In the case of Wambugu vs Njuguna  KLR 172 This Court cited the case of Wallis Cayton Bay Holiday Camp Ltd. vs Shell Mex and B.P. Ltd.  Q.B. 94 with approval and cited the following passage therefrom
"The next question, therefore is what constitutes dispossession of the proprietor. Bramwell LJ in Leigh vs. Jack (1879) 5 Ex D 264) said at 273, that to defeat a title by dispossessing the former owner 'acts must be done which are inconsistent with his enjoyment of the soil for the purpose for which he intended to use it."
The above considered together, make it clear that for a claim of adverse possession to succeed it must be demonstrated that the occupation was continuous, open and uninterrupted for a period of 12 years.
6. The court restated the same ingredients in the case of Murunga Kabangi & 2 others v Hannah Wairimu Gitau & another  eKLR which the plaintiff cited in his submissions.

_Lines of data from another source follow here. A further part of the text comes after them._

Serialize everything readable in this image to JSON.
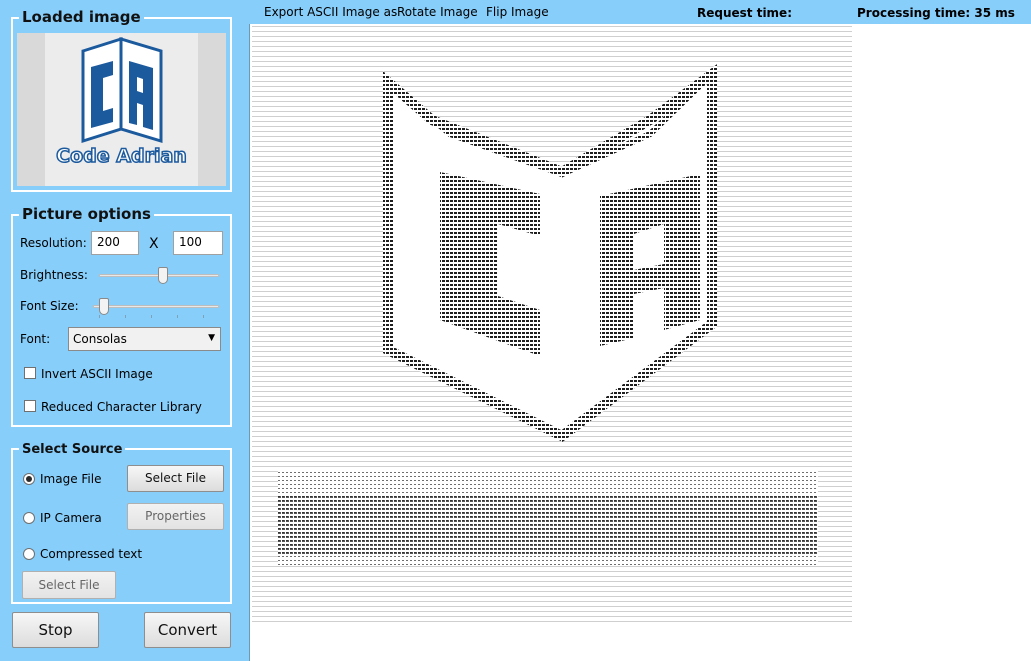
{
  "loaded_image": {
    "group_title": "Loaded image",
    "logo_text": "Code Adrian"
  },
  "picture_options": {
    "group_title": "Picture options",
    "resolution_label": "Resolution:",
    "resolution_width": "200",
    "resolution_sep": "X",
    "resolution_height": "100",
    "brightness_label": "Brightness:",
    "brightness_value": 0.5,
    "font_size_label": "Font Size:",
    "font_size_value": 0.05,
    "font_label": "Font:",
    "font_selected": "Consolas",
    "invert_label": "Invert ASCII Image",
    "invert_checked": false,
    "reduced_label": "Reduced Character Library",
    "reduced_checked": false
  },
  "select_source": {
    "group_title": "Select Source",
    "image_file_label": "Image File",
    "image_file_selected": true,
    "select_file_label": "Select File",
    "ip_camera_label": "IP Camera",
    "properties_label": "Properties",
    "compressed_text_label": "Compressed text",
    "compressed_select_file_label": "Select File"
  },
  "actions": {
    "stop_label": "Stop",
    "convert_label": "Convert"
  },
  "menu": {
    "export_label": "Export ASCII Image as",
    "rotate_label": "Rotate Image",
    "flip_label": "Flip Image"
  },
  "status": {
    "request_time_label": "Request time:",
    "processing_time_label": "Processing time: 35 ms"
  },
  "colors": {
    "background": "#87cefa",
    "logo_blue": "#1c5a9e"
  }
}
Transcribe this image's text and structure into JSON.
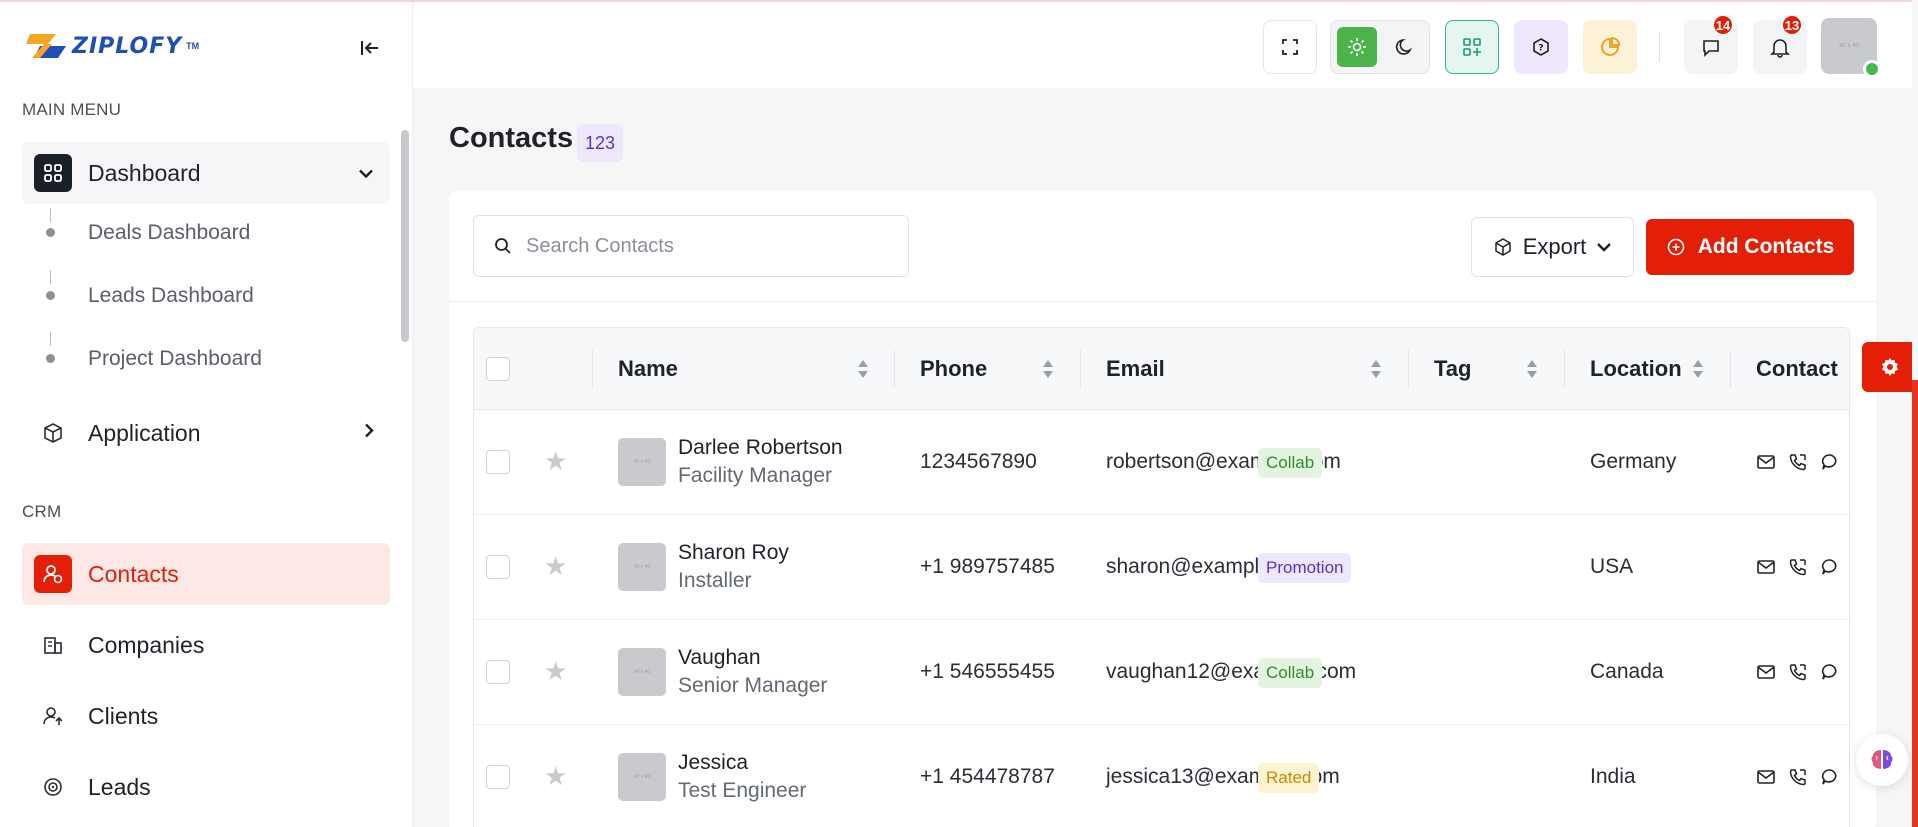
{
  "app": {
    "name": "ZIPLOFY",
    "trademark": "TM"
  },
  "sidebar": {
    "main_menu_title": "MAIN MENU",
    "crm_title": "CRM",
    "dashboard": {
      "label": "Dashboard",
      "subitems": [
        "Deals Dashboard",
        "Leads Dashboard",
        "Project Dashboard"
      ]
    },
    "application": {
      "label": "Application"
    },
    "crm_items": [
      {
        "label": "Contacts",
        "icon": "contact-icon",
        "active": true
      },
      {
        "label": "Companies",
        "icon": "building-icon",
        "active": false
      },
      {
        "label": "Clients",
        "icon": "user-up-icon",
        "active": false
      },
      {
        "label": "Leads",
        "icon": "target-icon",
        "active": false
      }
    ]
  },
  "header": {
    "notifications_count": "14",
    "alerts_count": "13",
    "avatar_placeholder": "40 x 40"
  },
  "page": {
    "title": "Contacts",
    "count": "123"
  },
  "toolbar": {
    "search_placeholder": "Search Contacts",
    "export_label": "Export",
    "add_label": "Add Contacts"
  },
  "table": {
    "columns": [
      "Name",
      "Phone",
      "Email",
      "Tag",
      "Location",
      "Contact"
    ],
    "avatar_placeholder": "40 x 40",
    "rows": [
      {
        "name": "Darlee Robertson",
        "role": "Facility Manager",
        "phone": "1234567890",
        "email": "robertson@example.com",
        "tag": "Collab",
        "tag_type": "collab",
        "location": "Germany"
      },
      {
        "name": "Sharon Roy",
        "role": "Installer",
        "phone": "+1 989757485",
        "email": "sharon@example.com",
        "tag": "Promotion",
        "tag_type": "promotion",
        "location": "USA"
      },
      {
        "name": "Vaughan",
        "role": "Senior Manager",
        "phone": "+1 546555455",
        "email": "vaughan12@example.com",
        "tag": "Collab",
        "tag_type": "collab",
        "location": "Canada"
      },
      {
        "name": "Jessica",
        "role": "Test Engineer",
        "phone": "+1 454478787",
        "email": "jessica13@example.com",
        "tag": "Rated",
        "tag_type": "rated",
        "location": "India"
      }
    ]
  },
  "colors": {
    "brand_red": "#e41f07",
    "collab_bg": "#e3f5e1",
    "promotion_bg": "#efe8fd",
    "rated_bg": "#fdf3d3"
  }
}
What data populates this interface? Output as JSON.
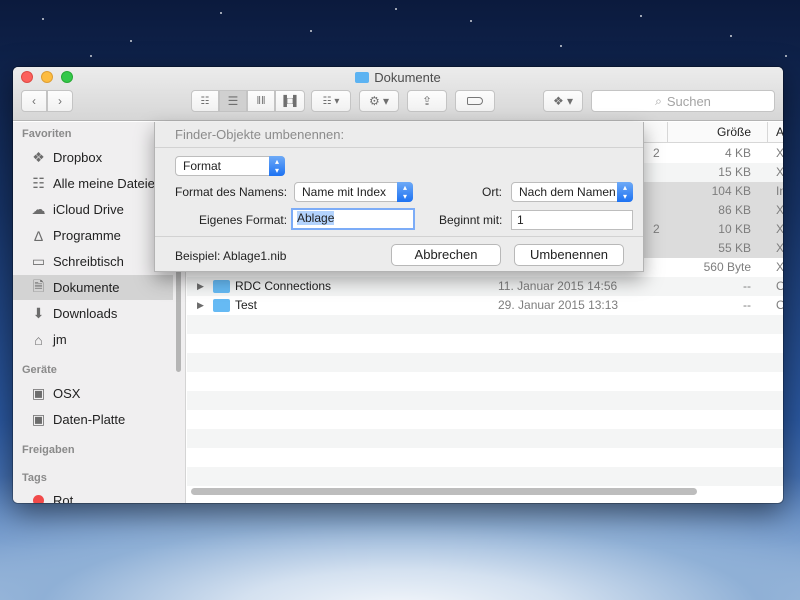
{
  "window": {
    "title": "Dokumente",
    "search_placeholder": "Suchen"
  },
  "toolbar": {
    "back_icon": "chevron-left-icon",
    "forward_icon": "chevron-right-icon",
    "view_modes": [
      "icon-view",
      "list-view",
      "column-view",
      "cover-flow-view"
    ],
    "active_view": "list-view",
    "arrange_icon": "arrange-icon",
    "action_icon": "gear-icon",
    "share_icon": "share-icon",
    "tag_icon": "tag-icon",
    "dropbox_icon": "dropbox-icon"
  },
  "sidebar": {
    "favorites_header": "Favoriten",
    "favorites": [
      {
        "label": "Dropbox",
        "icon": "dropbox-icon"
      },
      {
        "label": "Alle meine Dateien",
        "icon": "all-files-icon"
      },
      {
        "label": "iCloud Drive",
        "icon": "cloud-icon"
      },
      {
        "label": "Programme",
        "icon": "applications-icon"
      },
      {
        "label": "Schreibtisch",
        "icon": "desktop-icon"
      },
      {
        "label": "Dokumente",
        "icon": "document-icon",
        "selected": true
      },
      {
        "label": "Downloads",
        "icon": "download-icon"
      },
      {
        "label": "jm",
        "icon": "home-icon"
      }
    ],
    "devices_header": "Geräte",
    "devices": [
      {
        "label": "OSX",
        "icon": "disk-icon"
      },
      {
        "label": "Daten-Platte",
        "icon": "disk-icon"
      }
    ],
    "shared_header": "Freigaben",
    "tags_header": "Tags",
    "tags": [
      {
        "label": "Rot",
        "color": "#f14a4a"
      }
    ]
  },
  "list": {
    "column_size": "Größe",
    "column_kind": "A",
    "rows": [
      {
        "date_tail": "2",
        "size": "4 KB",
        "kind": "X"
      },
      {
        "date_tail": "",
        "size": "15 KB",
        "kind": "X"
      },
      {
        "date_tail": "",
        "size": "104 KB",
        "kind": "In"
      },
      {
        "date_tail": "",
        "size": "86 KB",
        "kind": "X"
      },
      {
        "date_tail": "2",
        "size": "10 KB",
        "kind": "X"
      },
      {
        "date_tail": "",
        "size": "55 KB",
        "kind": "X"
      },
      {
        "date_tail": "",
        "size": "560 Byte",
        "kind": "X"
      },
      {
        "name": "RDC Connections",
        "date": "11. Januar 2015 14:56",
        "size": "--",
        "kind": "O"
      },
      {
        "name": "Test",
        "date": "29. Januar 2015 13:13",
        "size": "--",
        "kind": "O"
      }
    ]
  },
  "rename_dialog": {
    "title": "Finder-Objekte umbenennen:",
    "mode_select": "Format",
    "name_format_label": "Format des Namens:",
    "name_format_value": "Name mit Index",
    "location_label": "Ort:",
    "location_value": "Nach dem Namen",
    "custom_format_label": "Eigenes Format:",
    "custom_format_value": "Ablage",
    "start_label": "Beginnt mit:",
    "start_value": "1",
    "example": "Beispiel: Ablage1.nib",
    "cancel": "Abbrechen",
    "rename": "Umbenennen"
  }
}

7. As previously noted, the plaintiff’s case is unchallenged. From the annexed copy of title in respect of the parcel of land known as LR No. 530/3/V, I note that through grant number I.R. 7481, the government of Kenya granted unto Thomas Arthur Kershaw Turton all that piece of land situated in Elburgon Township measuring 1.90 acres being LR No. 530/3/V whose dimensions were delineated in Land Survey Plan Number 43767 for a term of 25 years from 13th July 1949. Entry number 8 in the title reflects a transfer to the defendant on 23rd June 1965. In view of what is deposed in the supplementary affidavit and the annexure thereto, I note that the term of the lease was extended on 1st October 1971 for a further term of 77 years. I am therefore persuaded that the defendant has a leasehold title in respect of the suit property.
8. I am equally persuaded that the plaintiff has been in exclusive, open and uninterrupted possession of the suit property as of right from 16th May 1985 to date. He has had more than 12 years of uninterrupted possession and has therefore established his case for adverse possession.
9. In the end, I make the following orders:
a) The plaintiff is hereby declared to have become entitled by virtue of adverse possession to all that piece of land measuring 1.90 acres or thereabout registered under the Registration of Titles Act (Chapter 281) laws of Kenya (now repealed) in the name of Chhaganlal Anandji Panchamatia and comprised in title No. LR NO. 530/3/V delineated in Land Survey Plan Number 43767 and situated in Elburgon Township.
b) The plaintiff be registered as sole proprietor of the aforesaid parcel of land in place of Chhaganlal Anandji Panchamatia in whose favour the said piece of land is currently registered.
c) The defendant is hereby directed to transfer the aforesaid piece of land and execute all necessary documents to facilitate the transfer within thirty (30) days from the date of this judgment and in default, the Deputy Registrar of this court is hereby directed to execute such necessary documents in his place.
d) The defendant is hereby ordered to surrender the original title of the aforesaid parcel of land to the Registrar of Titles Nairobi for the same to be cancelled and in its place the Registrar of Titles to issue a title in favour of the plaintiff in respect of LR No. 530/3/V.
e) The deputy registrar of this court is hereby empowered to sign any documents that the defendant may refuse to sign.
f) For the avoidance of doubt, the interest acquired by the plaintiff pursuant to this judgment is a leasehold title for the remainder of the term of 77 (seventy seven) years from the First day of October 1971 (One Thousand Nine Hundred and Seventy One).
g) Since I have not been shown any evidence that a demand before action was issued and considering that the defendant did not resist this case, I make no order as to costs.
10. It is so ordered.
Dated, signed and delivered at Nakuru this 17th day of December 2020.
D. O. OHUNGO
In the presence of:
No appearance for the plaintiff
No appearance for the defendant
Court Assistants: B. Jelimo & J. Lotkomoi